While Kipnis bemoans the fact that abortion rights, equal pay, childcare and maternity leave have been relegated to mere side issues, she still relies on feminism to address such concerns. In fact, the fight for things like free, quality 24-hour childcare, equal pay for equal work, and free contraception and abortion must be tied to a struggle to overthrow the economic system that is the source of women’s oppression. The liberation of women requires a socialist revolution, which will uproot the private property system and replace the family with socialized childcare and housework, bringing women fully into social and political life.
Fake Socialists Join
It is a mark of the reactionary political climate that Unwanted Advances has either been ignored or treated with contempt by the bulk of the left. Kipnis has instead been lauded by right-wing libertarian groups like FIRE and Reason, both with ties to the Koch brothers. These groups have been promoting the faux “free speech” agenda on campus as a cover for racist, sexist provocations. Kipnis is perplexed by such praise from those who want to destroy the left. By entrusting the capitalist state with powers that will inevitably be used against them, liberals and feminists have handed a weapon to the right wing. It is a measure of how much reformist socialists have adapted to puritanical “family values” that they march in lockstep with the feminists (read: Democrats) to promote bourgeois behavior codes.
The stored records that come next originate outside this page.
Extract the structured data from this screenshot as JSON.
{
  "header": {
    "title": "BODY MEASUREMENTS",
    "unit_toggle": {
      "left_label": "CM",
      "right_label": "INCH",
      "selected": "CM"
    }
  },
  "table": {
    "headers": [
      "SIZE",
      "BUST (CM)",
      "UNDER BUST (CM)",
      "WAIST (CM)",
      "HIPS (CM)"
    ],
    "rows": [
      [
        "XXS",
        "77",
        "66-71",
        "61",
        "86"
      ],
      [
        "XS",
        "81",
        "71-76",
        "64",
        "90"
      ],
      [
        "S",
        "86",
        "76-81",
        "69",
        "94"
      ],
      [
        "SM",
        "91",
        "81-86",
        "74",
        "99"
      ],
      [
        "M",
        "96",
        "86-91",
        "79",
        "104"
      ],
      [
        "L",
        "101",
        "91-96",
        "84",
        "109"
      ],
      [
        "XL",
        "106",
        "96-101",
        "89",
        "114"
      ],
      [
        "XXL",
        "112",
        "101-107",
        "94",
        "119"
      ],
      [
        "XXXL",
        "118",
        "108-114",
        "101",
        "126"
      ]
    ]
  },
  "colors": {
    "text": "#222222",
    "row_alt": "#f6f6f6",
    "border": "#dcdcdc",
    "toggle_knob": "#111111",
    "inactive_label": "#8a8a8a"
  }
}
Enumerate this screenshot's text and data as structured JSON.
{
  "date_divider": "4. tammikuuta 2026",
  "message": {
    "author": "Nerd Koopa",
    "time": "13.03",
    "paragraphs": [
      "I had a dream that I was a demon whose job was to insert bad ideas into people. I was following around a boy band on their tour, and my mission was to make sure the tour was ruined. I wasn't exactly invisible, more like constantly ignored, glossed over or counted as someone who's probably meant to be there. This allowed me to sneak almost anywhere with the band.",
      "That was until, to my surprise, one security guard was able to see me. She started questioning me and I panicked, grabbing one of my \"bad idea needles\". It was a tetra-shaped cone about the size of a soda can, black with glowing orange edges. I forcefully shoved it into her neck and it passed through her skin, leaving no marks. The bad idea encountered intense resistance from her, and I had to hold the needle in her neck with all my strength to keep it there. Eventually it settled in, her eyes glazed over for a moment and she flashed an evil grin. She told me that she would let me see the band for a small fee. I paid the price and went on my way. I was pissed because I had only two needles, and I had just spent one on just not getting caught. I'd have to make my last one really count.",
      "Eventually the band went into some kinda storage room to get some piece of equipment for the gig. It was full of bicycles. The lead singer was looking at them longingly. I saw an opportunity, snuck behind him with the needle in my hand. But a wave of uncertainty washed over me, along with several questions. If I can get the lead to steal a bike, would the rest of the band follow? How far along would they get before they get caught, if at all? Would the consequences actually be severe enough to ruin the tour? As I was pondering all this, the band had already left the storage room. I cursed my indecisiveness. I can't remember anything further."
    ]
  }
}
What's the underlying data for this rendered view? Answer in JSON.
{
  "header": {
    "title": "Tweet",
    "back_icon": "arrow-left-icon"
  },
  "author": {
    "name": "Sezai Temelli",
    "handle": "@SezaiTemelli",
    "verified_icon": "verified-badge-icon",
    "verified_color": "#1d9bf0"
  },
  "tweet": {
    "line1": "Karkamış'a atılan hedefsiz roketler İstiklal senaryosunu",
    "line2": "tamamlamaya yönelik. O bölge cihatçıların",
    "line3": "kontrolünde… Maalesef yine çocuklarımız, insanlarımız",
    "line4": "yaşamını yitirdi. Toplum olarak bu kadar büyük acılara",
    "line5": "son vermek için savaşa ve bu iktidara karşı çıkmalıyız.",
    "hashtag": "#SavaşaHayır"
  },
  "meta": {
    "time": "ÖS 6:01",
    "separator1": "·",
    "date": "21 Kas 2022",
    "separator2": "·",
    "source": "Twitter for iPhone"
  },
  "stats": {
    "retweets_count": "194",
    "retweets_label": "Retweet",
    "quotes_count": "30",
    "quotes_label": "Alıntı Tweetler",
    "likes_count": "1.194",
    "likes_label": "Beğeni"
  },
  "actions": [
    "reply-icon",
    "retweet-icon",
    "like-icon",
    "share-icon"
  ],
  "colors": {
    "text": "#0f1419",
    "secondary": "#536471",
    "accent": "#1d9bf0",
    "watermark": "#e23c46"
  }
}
In the article “DeVos Is Turning the Clock Back on Survivors” (Socialist Worker, 13 September), the International Socialist Organization (ISO) laments DeVos’s latest action as one of a “series of attacks against survivors by the current administration,” and declares: “We will not go back.” The ISO hails Obama’s “Dear Colleague Letter” and retails dubious statistics about sexual assault in order to join what they hail as a “growing” movement against sexual violence on campus. That movement plugs the inherently racist, sexist and elitist bourgeois education system as a “space” in which women, transgender people or racial minorities can be “safe” from oppression.
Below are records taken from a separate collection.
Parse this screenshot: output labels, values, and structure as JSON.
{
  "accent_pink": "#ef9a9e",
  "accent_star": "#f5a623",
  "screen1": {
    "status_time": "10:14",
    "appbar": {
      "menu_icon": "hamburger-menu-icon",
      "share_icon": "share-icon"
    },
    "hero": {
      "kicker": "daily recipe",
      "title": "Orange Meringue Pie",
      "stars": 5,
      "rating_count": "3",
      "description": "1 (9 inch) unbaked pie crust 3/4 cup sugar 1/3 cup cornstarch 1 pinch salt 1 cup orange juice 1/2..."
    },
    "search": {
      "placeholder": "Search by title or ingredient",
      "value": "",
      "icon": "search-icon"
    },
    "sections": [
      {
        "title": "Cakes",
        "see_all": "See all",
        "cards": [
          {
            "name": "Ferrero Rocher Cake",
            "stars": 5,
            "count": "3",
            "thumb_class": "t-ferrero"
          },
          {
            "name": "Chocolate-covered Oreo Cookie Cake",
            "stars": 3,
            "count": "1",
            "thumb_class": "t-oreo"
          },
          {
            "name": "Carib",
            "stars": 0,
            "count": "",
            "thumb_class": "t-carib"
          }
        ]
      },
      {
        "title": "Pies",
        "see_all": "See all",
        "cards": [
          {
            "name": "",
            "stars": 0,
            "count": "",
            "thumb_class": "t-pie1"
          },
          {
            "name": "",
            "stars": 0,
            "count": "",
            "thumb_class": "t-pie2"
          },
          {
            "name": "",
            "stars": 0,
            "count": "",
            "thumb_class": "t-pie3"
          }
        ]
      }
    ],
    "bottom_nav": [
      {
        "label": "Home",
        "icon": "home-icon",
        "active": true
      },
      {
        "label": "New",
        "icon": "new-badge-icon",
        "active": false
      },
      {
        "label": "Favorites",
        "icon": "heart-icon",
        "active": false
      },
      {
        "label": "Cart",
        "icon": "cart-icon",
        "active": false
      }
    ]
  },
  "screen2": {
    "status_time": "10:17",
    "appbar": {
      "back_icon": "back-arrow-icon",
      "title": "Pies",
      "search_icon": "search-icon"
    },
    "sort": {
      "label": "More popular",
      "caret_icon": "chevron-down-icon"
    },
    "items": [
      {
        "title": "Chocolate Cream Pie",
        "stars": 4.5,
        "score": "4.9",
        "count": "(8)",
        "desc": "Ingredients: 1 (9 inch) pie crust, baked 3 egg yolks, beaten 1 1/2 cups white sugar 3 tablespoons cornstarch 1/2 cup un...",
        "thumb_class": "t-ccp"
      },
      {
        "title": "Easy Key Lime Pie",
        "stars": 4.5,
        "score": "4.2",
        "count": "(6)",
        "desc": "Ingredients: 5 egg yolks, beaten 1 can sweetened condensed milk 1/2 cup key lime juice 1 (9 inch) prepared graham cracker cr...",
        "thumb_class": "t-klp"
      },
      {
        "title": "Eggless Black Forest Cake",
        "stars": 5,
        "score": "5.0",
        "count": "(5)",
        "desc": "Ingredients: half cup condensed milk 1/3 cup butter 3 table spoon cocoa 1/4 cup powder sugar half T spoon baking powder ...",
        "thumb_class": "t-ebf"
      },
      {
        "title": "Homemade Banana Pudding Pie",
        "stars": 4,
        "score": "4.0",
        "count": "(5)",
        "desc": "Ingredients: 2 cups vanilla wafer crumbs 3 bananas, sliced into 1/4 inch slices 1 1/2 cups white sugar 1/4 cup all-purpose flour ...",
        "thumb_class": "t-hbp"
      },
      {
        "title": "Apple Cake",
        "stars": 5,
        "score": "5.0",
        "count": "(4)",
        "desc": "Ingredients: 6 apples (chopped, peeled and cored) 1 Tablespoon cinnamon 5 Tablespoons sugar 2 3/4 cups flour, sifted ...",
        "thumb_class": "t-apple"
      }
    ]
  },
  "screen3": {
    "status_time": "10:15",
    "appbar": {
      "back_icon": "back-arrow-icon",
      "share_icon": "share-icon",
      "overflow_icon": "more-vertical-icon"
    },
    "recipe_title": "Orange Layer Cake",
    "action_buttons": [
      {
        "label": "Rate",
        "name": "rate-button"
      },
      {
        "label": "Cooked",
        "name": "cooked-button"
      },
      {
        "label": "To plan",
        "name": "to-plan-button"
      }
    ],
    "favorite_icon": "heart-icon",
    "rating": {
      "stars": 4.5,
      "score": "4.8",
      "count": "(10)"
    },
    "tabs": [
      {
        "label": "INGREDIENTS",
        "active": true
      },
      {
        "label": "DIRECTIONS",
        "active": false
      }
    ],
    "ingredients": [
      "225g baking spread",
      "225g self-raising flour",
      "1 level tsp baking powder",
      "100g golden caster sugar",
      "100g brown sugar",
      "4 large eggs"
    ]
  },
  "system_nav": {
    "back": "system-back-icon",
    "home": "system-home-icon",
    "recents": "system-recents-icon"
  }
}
Socialist Alternative (SAlt) has latched onto the same movement, in particular at UCLA, where they have been active around the Title IX case of Gabriel Piterberg. An Israeli, pro-Palestinian professor of history, Piterberg was charged with sexual harassment by two grad students in 2014. While denying the charges, he made a settlement with the university, which included being fined, suspended for a quarter without pay, and removed from his position as director of the university’s Center for Near Eastern Studies. But this was not enough for SAlt and its cohorts in the feminist Bruins Against Sexual Harassment. Student protesters repeatedly shut down his classes, railing that UCLA was protecting a “sexual predator.”
Whatever happened between Piterberg and his accusers, we oppose eternal punishment, akin to being branded a sex offender for life. Piterberg is also a well-known defender of the oppressed Palestinian people who has been targeted for years by powerful Zionist forces. His treatment raises the question of whether the Title IX apparatus is being used to do the Zionists’ dirty work.
While no one can fix all the problems of sexual relations in this rotten, decaying society, we oppose all attempts to fit human sexuality into pre-ordained “norms.” To create genuinely equal relations between people in all spheres, including sex, requires nothing less than the destruction of the capitalist system through a series of socialist revolutions internationally, opening the way to the creation of a communist world. In a classless society, social and economic constraints on sexual relations will be nonexistent, and in the words of Friedrich Engels, “There is no other motive left except mutual inclination.”